LB: Set at middle linebacker with explosive 24-year-old leading tackler James Laurinaitis (114 tackles, 3 sacks, 1 INT), the Rams brought in a host of options to start alongside the Ohio State product in 2011. Along with holdovers Na'il Diggs (36 tackles) and Chris Chamberlain (34 tackles) -- neither Larry Grant nor David Vobora return -- the Rams added Diles, Leber and Brady Poppinga (14 tackles, 1 sack with Packers) to compete for outside positions. Leber (46 tackles, 1 INT), a veteran of nine seasons, should grab the starting strongside spot and the aggressive 32-year-old can help both against the run and in coverage. Diles (82 tackles) spent his fourth NFL season on the weakside for the Texans last year and will battle with Diggs for that spot.

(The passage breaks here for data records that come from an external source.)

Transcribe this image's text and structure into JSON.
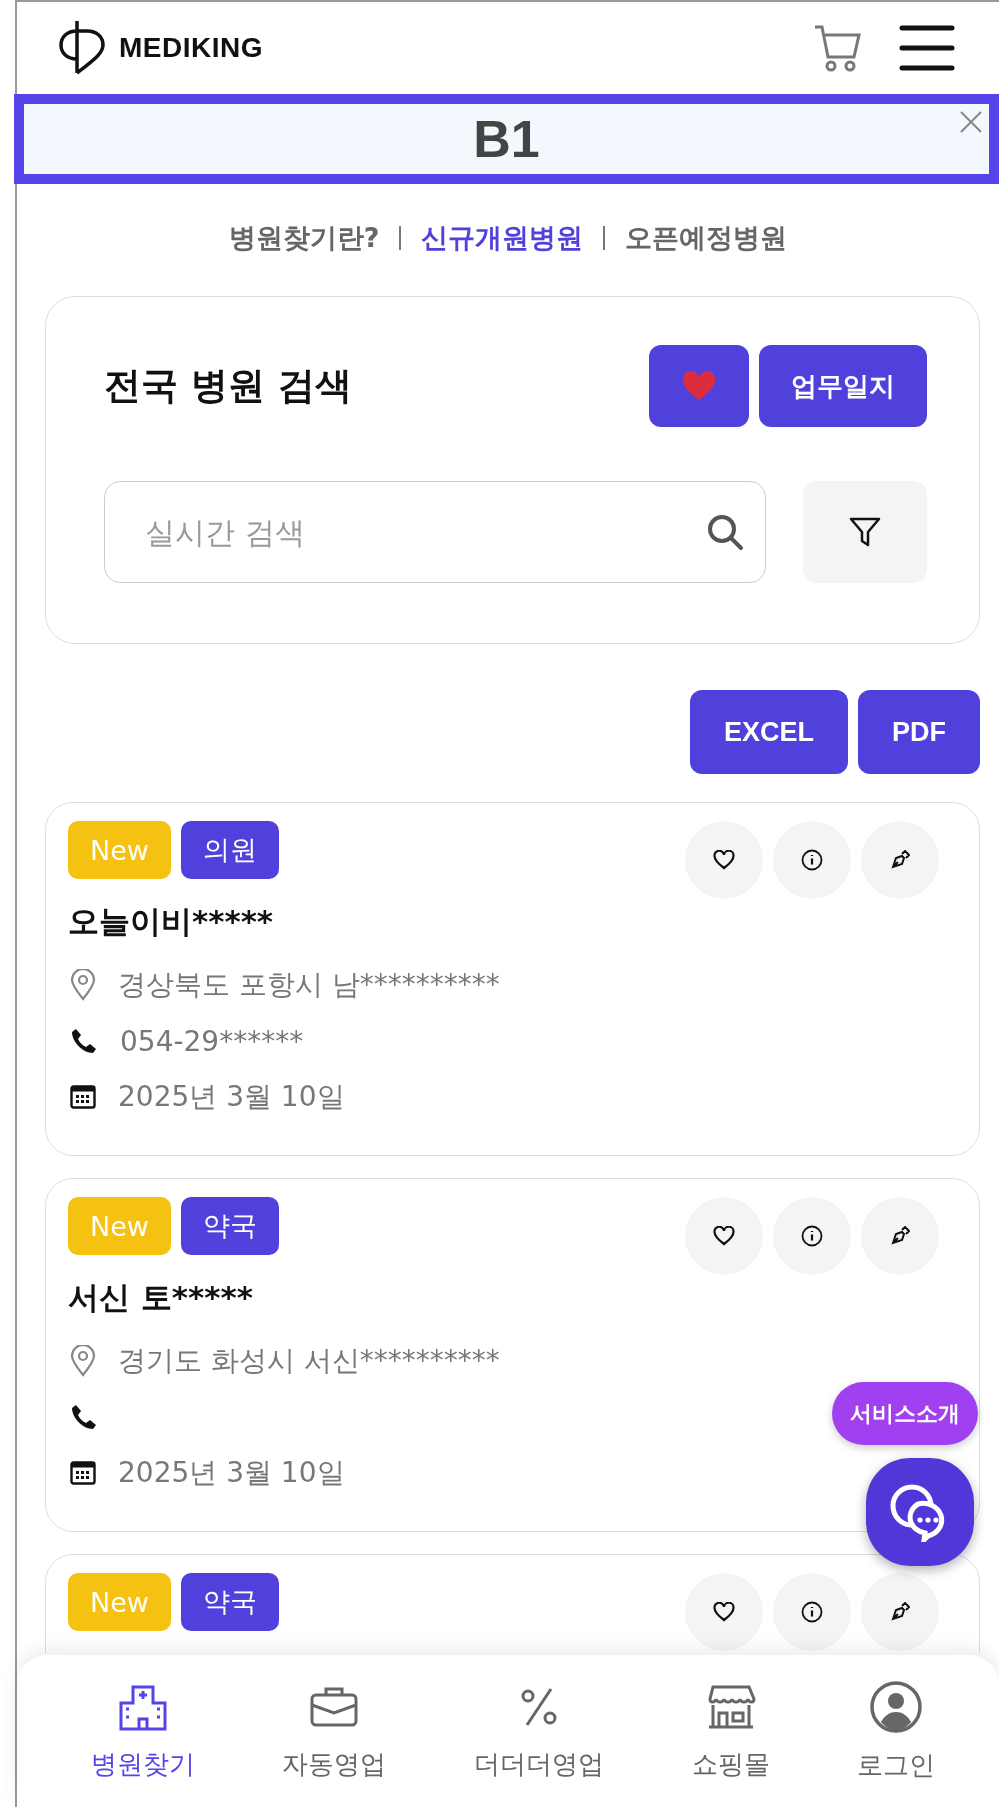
{
  "header": {
    "logo_text": "MEDIKING"
  },
  "banner": {
    "text": "B1"
  },
  "nav_links": [
    {
      "label": "병원찾기란?",
      "selected": false
    },
    {
      "label": "신규개원병원",
      "selected": true
    },
    {
      "label": "오픈예정병원",
      "selected": false
    }
  ],
  "search_panel": {
    "title": "전국 병원 검색",
    "journal_button": "업무일지",
    "search": {
      "placeholder": "실시간 검색"
    }
  },
  "export_buttons": [
    "EXCEL",
    "PDF"
  ],
  "results": [
    {
      "tags": [
        {
          "label": "New",
          "color": "#f5c211"
        },
        {
          "label": "의원",
          "color": "#5141dc"
        }
      ],
      "name": "오늘이비*****",
      "address": "경상북도 포항시 남**********",
      "phone": "054-29******",
      "date": "2025년 3월 10일"
    },
    {
      "tags": [
        {
          "label": "New",
          "color": "#f5c211"
        },
        {
          "label": "약국",
          "color": "#5141dc"
        }
      ],
      "name": "서신 토*****",
      "address": "경기도 화성시 서신**********",
      "date": "2025년 3월 10일"
    },
    {
      "tags": [
        {
          "label": "New",
          "color": "#f5c211"
        },
        {
          "label": "약국",
          "color": "#5141dc"
        }
      ]
    }
  ],
  "floating": {
    "service_button": "서비스소개"
  },
  "bottom_nav": [
    {
      "label": "병원찾기",
      "selected": true
    },
    {
      "label": "자동영업",
      "selected": false
    },
    {
      "label": "더더더영업",
      "selected": false
    },
    {
      "label": "쇼핑몰",
      "selected": false
    },
    {
      "label": "로그인",
      "selected": false
    }
  ]
}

Josh Hull, who had his rookie season cut short last year because of an ACL injury, is the top candidate to back up Laurinaitis.

DB: Spagnuolo's new-look secondary will feature a pair of players he has worked with before in Philadelphia in Mikell and former Pro Bowl corner Al Harris. Mikell (88 tackles, 1 sack, 3 INT) made the Pro Bowl himself in 2009 and should step right in as a starter to replace departed safety Oshiomogho Atogwe, who finished second on the Rams with three interceptions last year. Fellow safety James Butler (20 tackles, 2 INT) will be given a chance to earn the other starting nod over Craig Dahl (98 tackles, 2 INT) despite a solid 2010 campaign from the latter that featured 13 starts. Harris, who played in three games with the Dolphins a year ago, should serve as a mentor to St. Louis' young corners such as third-year pro Bradley Fletcher (75 tackles, 4 INT), who made 15 starts last year and led the club in picks. Oft-injured Justin King will try to stay on the field as St. Louis' third corner, with veteran Ron Bartell (61 tackles) back to man the other starting spot.

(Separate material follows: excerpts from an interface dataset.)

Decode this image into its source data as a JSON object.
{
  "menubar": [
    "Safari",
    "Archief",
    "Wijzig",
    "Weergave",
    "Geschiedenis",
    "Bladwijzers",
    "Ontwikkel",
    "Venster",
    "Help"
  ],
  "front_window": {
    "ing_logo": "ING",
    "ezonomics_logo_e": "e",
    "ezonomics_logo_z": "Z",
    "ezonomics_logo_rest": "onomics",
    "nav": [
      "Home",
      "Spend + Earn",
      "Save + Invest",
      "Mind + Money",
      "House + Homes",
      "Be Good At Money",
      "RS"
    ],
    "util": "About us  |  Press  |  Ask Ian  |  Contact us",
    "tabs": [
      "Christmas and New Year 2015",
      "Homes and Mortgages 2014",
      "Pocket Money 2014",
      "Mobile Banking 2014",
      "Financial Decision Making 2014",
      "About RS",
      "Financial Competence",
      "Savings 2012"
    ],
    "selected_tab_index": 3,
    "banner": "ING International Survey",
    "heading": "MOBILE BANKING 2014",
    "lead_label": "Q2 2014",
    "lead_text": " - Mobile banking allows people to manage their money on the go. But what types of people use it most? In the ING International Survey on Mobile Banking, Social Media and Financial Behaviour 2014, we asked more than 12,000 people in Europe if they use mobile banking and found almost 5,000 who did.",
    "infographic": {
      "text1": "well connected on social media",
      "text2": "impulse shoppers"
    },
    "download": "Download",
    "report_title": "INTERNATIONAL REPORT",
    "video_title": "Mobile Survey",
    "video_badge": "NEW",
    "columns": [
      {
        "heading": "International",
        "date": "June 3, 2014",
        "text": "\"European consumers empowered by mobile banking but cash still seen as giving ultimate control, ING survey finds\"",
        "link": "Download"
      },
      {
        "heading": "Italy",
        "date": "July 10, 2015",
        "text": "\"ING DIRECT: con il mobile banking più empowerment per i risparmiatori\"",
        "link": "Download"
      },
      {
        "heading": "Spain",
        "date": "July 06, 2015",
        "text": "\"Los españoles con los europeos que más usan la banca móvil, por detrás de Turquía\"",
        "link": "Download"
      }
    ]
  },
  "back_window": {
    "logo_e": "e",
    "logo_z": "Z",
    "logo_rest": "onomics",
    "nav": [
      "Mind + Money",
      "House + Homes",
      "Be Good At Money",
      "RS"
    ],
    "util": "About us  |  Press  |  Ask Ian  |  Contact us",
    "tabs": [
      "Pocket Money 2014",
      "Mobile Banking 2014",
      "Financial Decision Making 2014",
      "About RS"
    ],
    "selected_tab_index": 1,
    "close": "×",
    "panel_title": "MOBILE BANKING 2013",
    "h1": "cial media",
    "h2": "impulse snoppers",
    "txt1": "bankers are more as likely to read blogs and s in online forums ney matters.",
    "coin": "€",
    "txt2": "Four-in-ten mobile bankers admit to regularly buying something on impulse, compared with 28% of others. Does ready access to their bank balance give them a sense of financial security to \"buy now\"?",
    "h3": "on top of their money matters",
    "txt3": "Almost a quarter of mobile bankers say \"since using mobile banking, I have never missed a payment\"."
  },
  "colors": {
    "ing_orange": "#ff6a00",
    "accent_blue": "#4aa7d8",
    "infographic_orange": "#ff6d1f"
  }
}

SPECIAL TEAMS: In addition to being the Rams' top receiver, Amendola also handled the majority of the returns, averaging 22.8 yards per kickoff and 11.3 yards on punts. He and Gilyard should fill the role again this year. Kicker Josh Brown has had his ups and downs in three seasons since joining the Rams, but after hitting on just 79.2 percent of his field goal attempts in '09, that number went up to 84.6 percent last season after he made good on 33-of-39 tries. He did miss the second extra point of his career, but has a very strong leg and gives Spagnuolo a comfortable option on long-range kicks. Punter Donnie Jones was named a Pro Bowl alternate after ranking fourth in the NFC with a gross punting average of 45.5 yards per boot, and he was second in the conference with a 40.0 net average.

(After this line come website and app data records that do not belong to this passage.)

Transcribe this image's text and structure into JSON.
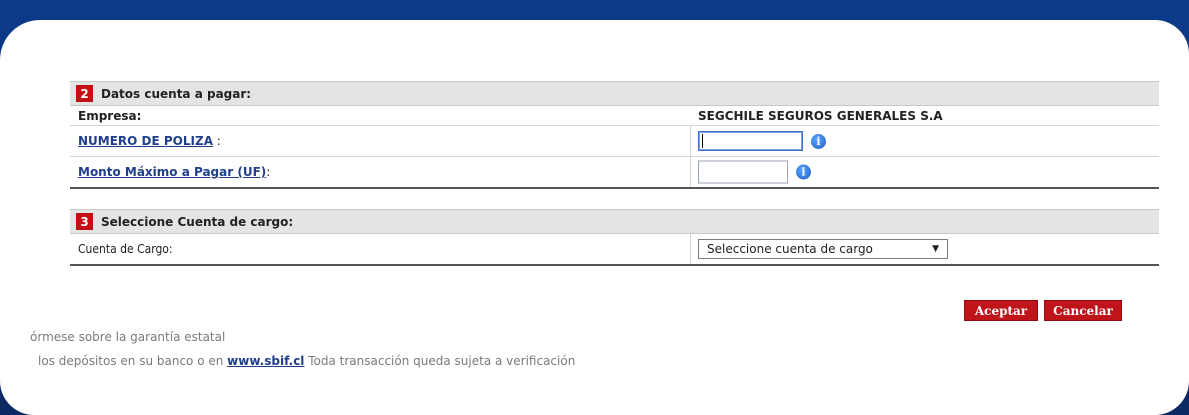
{
  "section2": {
    "number": "2",
    "title": "Datos cuenta a pagar:",
    "rows": [
      {
        "label": "Empresa:",
        "value": "SEGCHILE SEGUROS GENERALES S.A"
      },
      {
        "label_link": "NUMERO DE POLIZA",
        "label_suffix": " :",
        "value": "",
        "info_icon": "info-icon"
      },
      {
        "label_link": "Monto Máximo a Pagar (UF)",
        "label_suffix": ":",
        "value": "",
        "info_icon": "info-icon"
      }
    ]
  },
  "section3": {
    "number": "3",
    "title": "Seleccione Cuenta de cargo:",
    "row": {
      "label": "Cuenta de Cargo:",
      "select_value": "Seleccione cuenta de cargo",
      "arrow": "▼"
    }
  },
  "buttons": {
    "accept": "Aceptar",
    "cancel": "Cancelar"
  },
  "footer": {
    "line1": "órmese sobre la garantía estatal",
    "line2_before": "los depósitos en su banco o en ",
    "line2_link": "www.sbif.cl",
    "line2_after": " Toda transacción queda sujeta a verificación"
  },
  "colors": {
    "background": "#0d3b8a",
    "accent_red": "#c0141b",
    "link_blue": "#1f3e8c"
  }
}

PROGNOSIS: There are a lot of things to like about the Rams going into this season. The addition of McDaniels and Sims-Walker to the offense could mean high scoring that would help overcome some of the defensive deficiencies that held the club back a year ago. That being said, the changes to the personnel on that side of the ball could also make the Rams take another step forward, especially with a deep and talented linebacking group now in place and an already established pass rush. St. Louis will be tested early with games against Philadelphia, the New York Giants, Baltimore and Washington before its bye -- though three of those contests are at home -- and it gets defending Super Bowl champ Green Bay, Dallas and New Orleans following the break. That tough stretch could have the Rams in a pretty deep hole by the time they begin division play on Nov. 6, but a few stolen victories and St. Louis could challenge for the NFC West title with ease.